LAFAYETTE, Ind. (Aug. 8, 2013) — Holly Chan, a Chnese American born and raised in Bloomington, Minn., and currently graduate student at Purdue University in the Department of Technology Leadership and Innovation, has been named a finalist in the College Entrepreneur category of the Entrepreneur of 2013 contest presented by The UPS Store.
Chan’s idea of a zero-waste grocery store, dubbed The Hero Store, is one of five finalists for this year’s award.
“After studying sustainability and the green movement as part of my graduate program, I decided to bridge that with my passion for natural food,” Chan said. “There is so much waste going into our landfills. One-third of it is just containers and packaging. I want to do something to reduce this statistic by eliminating packaging at the front end. The Hero Store would provide a different way to get the product to people.”

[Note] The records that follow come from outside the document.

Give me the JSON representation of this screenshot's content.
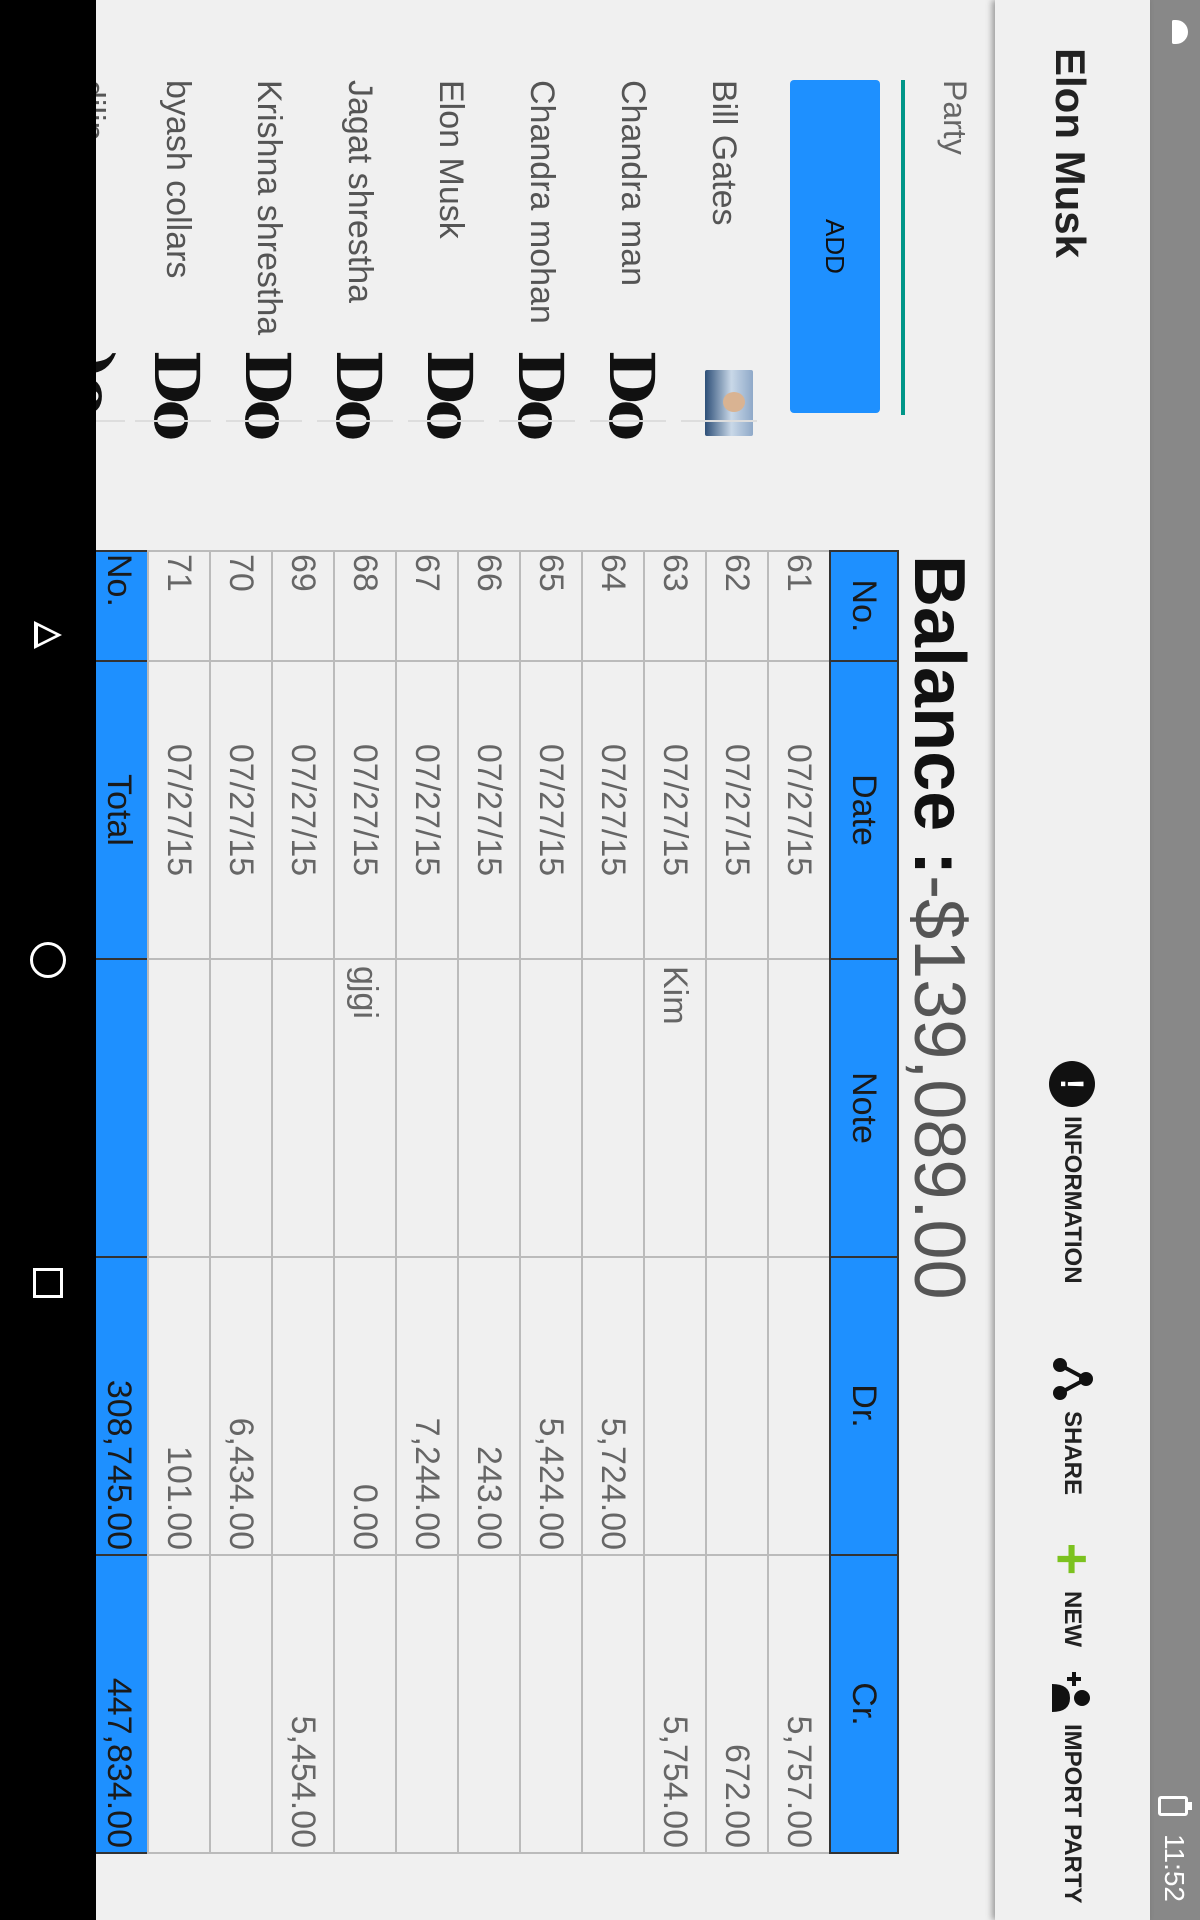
{
  "status_bar": {
    "time": "11:52"
  },
  "action_bar": {
    "title": "Elon Musk",
    "actions": [
      {
        "label": "INFORMATION",
        "icon": "info-icon"
      },
      {
        "label": "SHARE",
        "icon": "share-icon"
      },
      {
        "label": "NEW",
        "icon": "plus-icon"
      },
      {
        "label": "IMPORT PARTY",
        "icon": "add-person-icon"
      }
    ]
  },
  "left_panel": {
    "party_label": "Party",
    "add_button": "ADD",
    "parties": [
      {
        "name": "Bill Gates",
        "icon": "avatar-photo"
      },
      {
        "name": "Chandra man",
        "icon": "do-glyph"
      },
      {
        "name": "Chandra mohan",
        "icon": "do-glyph"
      },
      {
        "name": "Elon Musk",
        "icon": "do-glyph"
      },
      {
        "name": "Jagat shrestha",
        "icon": "do-glyph"
      },
      {
        "name": "Krishna shrestha",
        "icon": "do-glyph"
      },
      {
        "name": "byash collars",
        "icon": "do-glyph"
      },
      {
        "name": "dilip",
        "icon": "do-glyph"
      }
    ],
    "do_text": "Do",
    "do_partial": ")o"
  },
  "balance": {
    "label": "Balance :",
    "value": "-$139,089.00"
  },
  "ledger": {
    "headers": {
      "no": "No.",
      "date": "Date",
      "note": "Note",
      "dr": "Dr.",
      "cr": "Cr."
    },
    "rows": [
      {
        "no": "61",
        "date": "07/27/15",
        "note": "",
        "dr": "",
        "cr": "5,757.00"
      },
      {
        "no": "62",
        "date": "07/27/15",
        "note": "",
        "dr": "",
        "cr": "672.00"
      },
      {
        "no": "63",
        "date": "07/27/15",
        "note": "Kim",
        "dr": "",
        "cr": "5,754.00"
      },
      {
        "no": "64",
        "date": "07/27/15",
        "note": "",
        "dr": "5,724.00",
        "cr": ""
      },
      {
        "no": "65",
        "date": "07/27/15",
        "note": "",
        "dr": "5,424.00",
        "cr": ""
      },
      {
        "no": "66",
        "date": "07/27/15",
        "note": "",
        "dr": "243.00",
        "cr": ""
      },
      {
        "no": "67",
        "date": "07/27/15",
        "note": "",
        "dr": "7,244.00",
        "cr": ""
      },
      {
        "no": "68",
        "date": "07/27/15",
        "note": "gjgi",
        "dr": "0.00",
        "cr": ""
      },
      {
        "no": "69",
        "date": "07/27/15",
        "note": "",
        "dr": "",
        "cr": "5,454.00"
      },
      {
        "no": "70",
        "date": "07/27/15",
        "note": "",
        "dr": "6,434.00",
        "cr": ""
      },
      {
        "no": "71",
        "date": "07/27/15",
        "note": "",
        "dr": "101.00",
        "cr": ""
      }
    ],
    "footer": {
      "no": "No.",
      "date": "Total",
      "note": "",
      "dr": "308,745.00",
      "cr": "447,834.00"
    }
  },
  "nav_bar": {
    "buttons": [
      "back",
      "home",
      "recents"
    ]
  }
}
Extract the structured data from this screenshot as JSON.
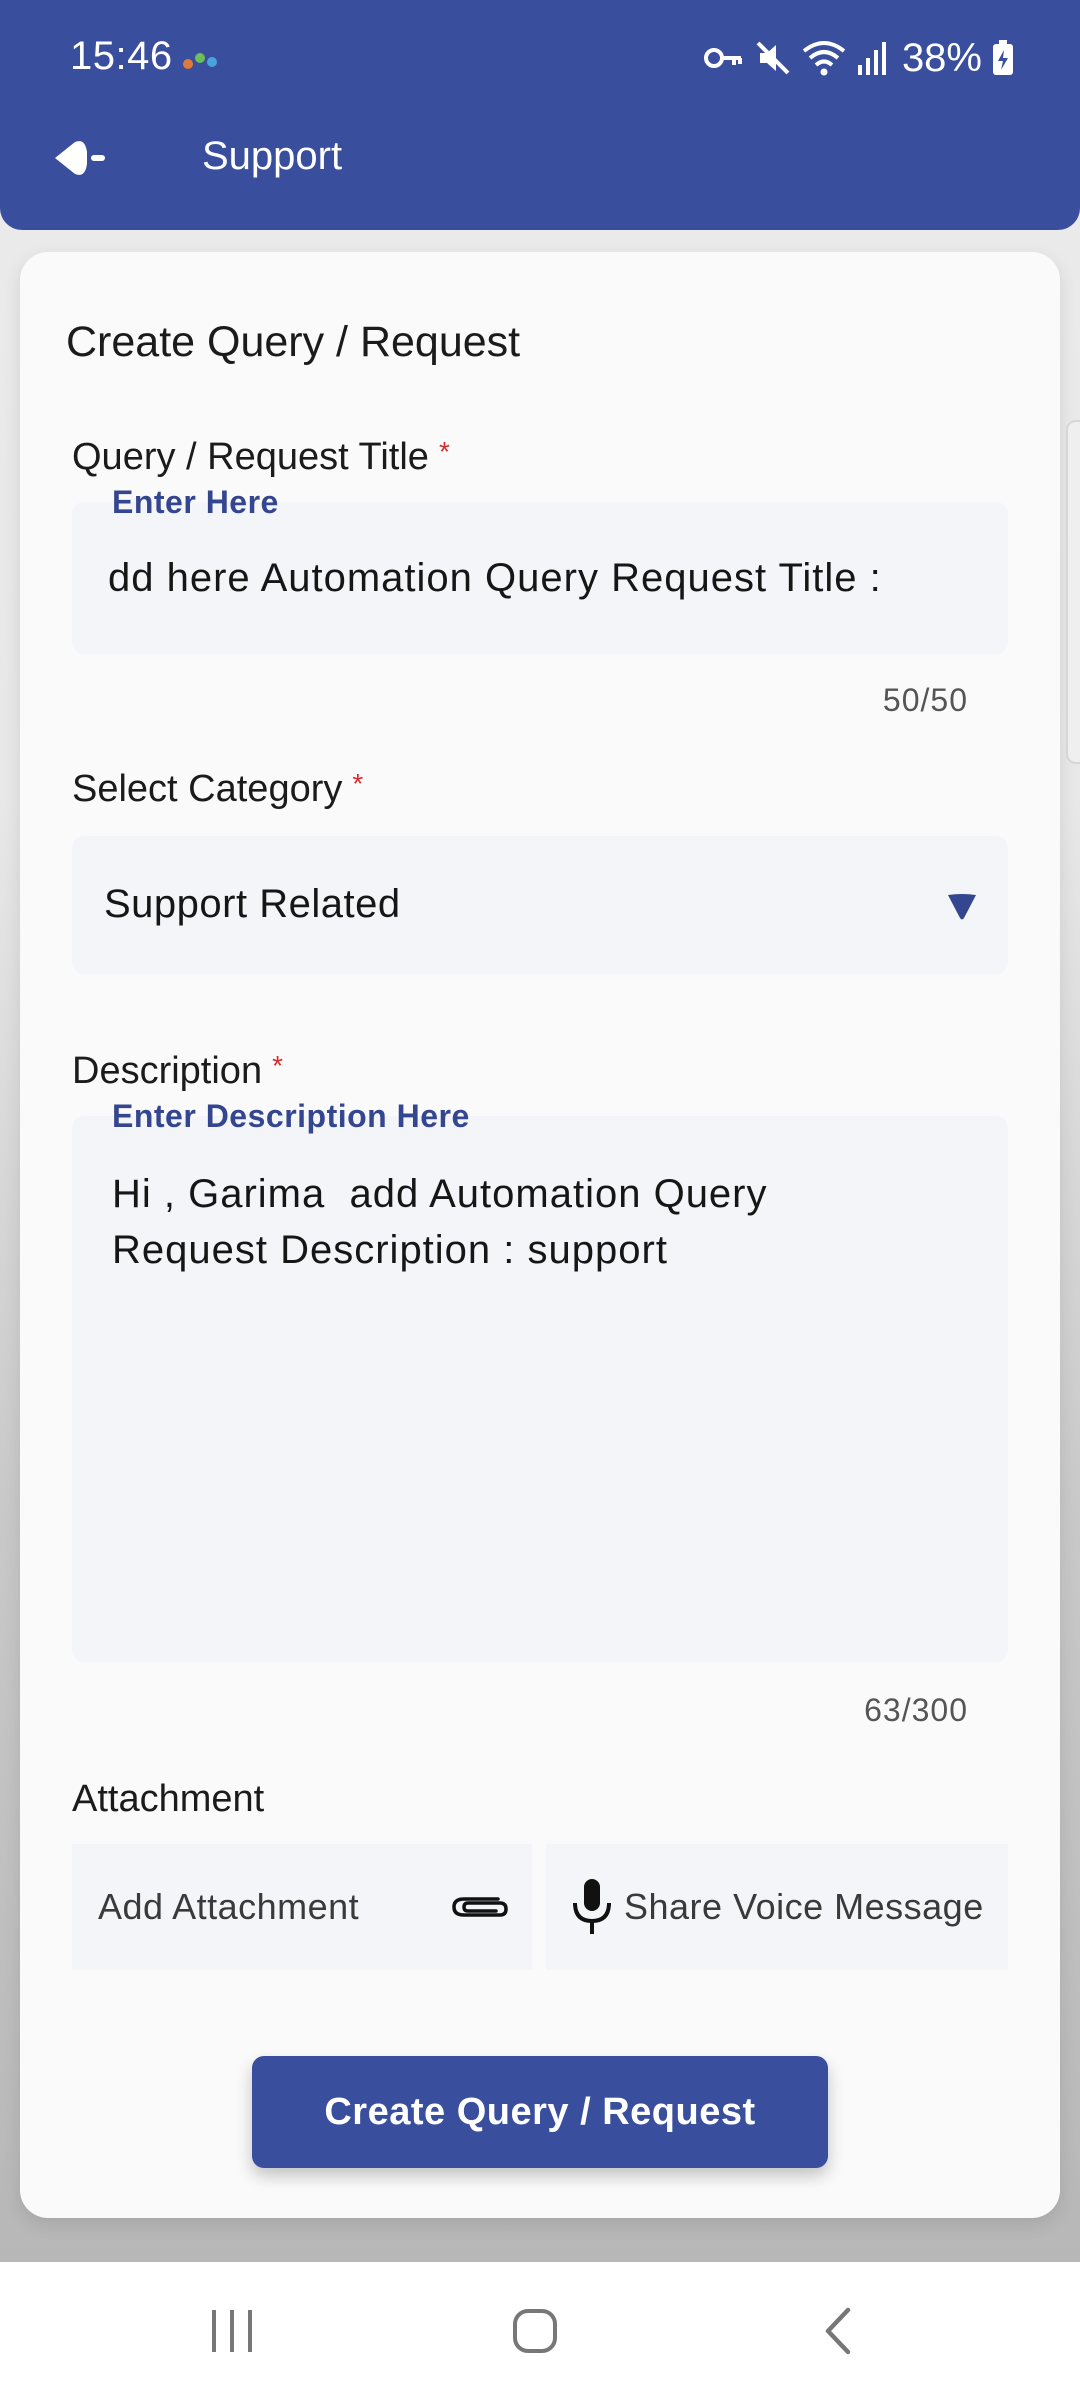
{
  "status_bar": {
    "time": "15:46",
    "battery_percent": "38%"
  },
  "header": {
    "title": "Support",
    "back_icon": "back-arrow-icon"
  },
  "form": {
    "title": "Create Query / Request",
    "title_field": {
      "label": "Query / Request Title",
      "required_mark": "*",
      "floating_label": "Enter Here",
      "value": "dd here Automation Query Request Title :",
      "counter": "50/50"
    },
    "category_field": {
      "label": "Select Category",
      "required_mark": "*",
      "selected": "Support Related"
    },
    "description_field": {
      "label": "Description",
      "required_mark": "*",
      "floating_label": "Enter Description Here",
      "value": "Hi , Garima  add Automation Query\nRequest Description : support",
      "counter": "63/300"
    },
    "attachment": {
      "label": "Attachment",
      "add_label": "Add Attachment",
      "voice_label": "Share Voice Message"
    },
    "submit_label": "Create Query / Request"
  },
  "colors": {
    "primary": "#3a4e9e",
    "required": "#d32f2f",
    "input_bg": "#f3f5f9"
  }
}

This passion for environmental initiatives kept Chan at Purdue after she earned her bachelor’s degree in 2012. Faced with a choice of a career in industry or two years of fostering sustainability within the College of Technology, she chose graduate studies in the college. In addition to her coursework, she works for Dean Gary Bertoline to improve the culture of sustainability within the College of Technology. (Read about the Project [Re]Green initiative).
Chan’s finalist status is great exposure for her project, which is still in the planning stages. She hopes the extra visibility will help her find great people to fill out her management team.
“Right now, the Hero Store is very much in the building-the-concept phase. We’re still molding it,” she said. “Entrepreneurs are sometimes protective of their ideas. I’m here to share my idea. I just want this to happen. And I would love to lead it in happening. It’s pretty critical.”
Her summer internship offered Chan additional perspectives in corporate sustainability. She secured an internship at Apple Inc., first for the office engineering team and second with Lisa Jackson, vice president for environmental initiatives and former EPA administrator.
Chan is one of five finalists in the contest. The public is able to vote for their choice (one vote per person) through September 17. The winner of the college category will receive, among other prizes, $5,000 in seed money to help launch their business idea.
To see Chan’s full business startup profile and video — and to vote — go toentrepreneur.com/e2013college. Finalists will receive a percentage of points based on the number of online votes they receive, which together with voting points allocated to each of the panel of judges will determine the final winners.
This article was originally printed by the Purdue University School of Technology.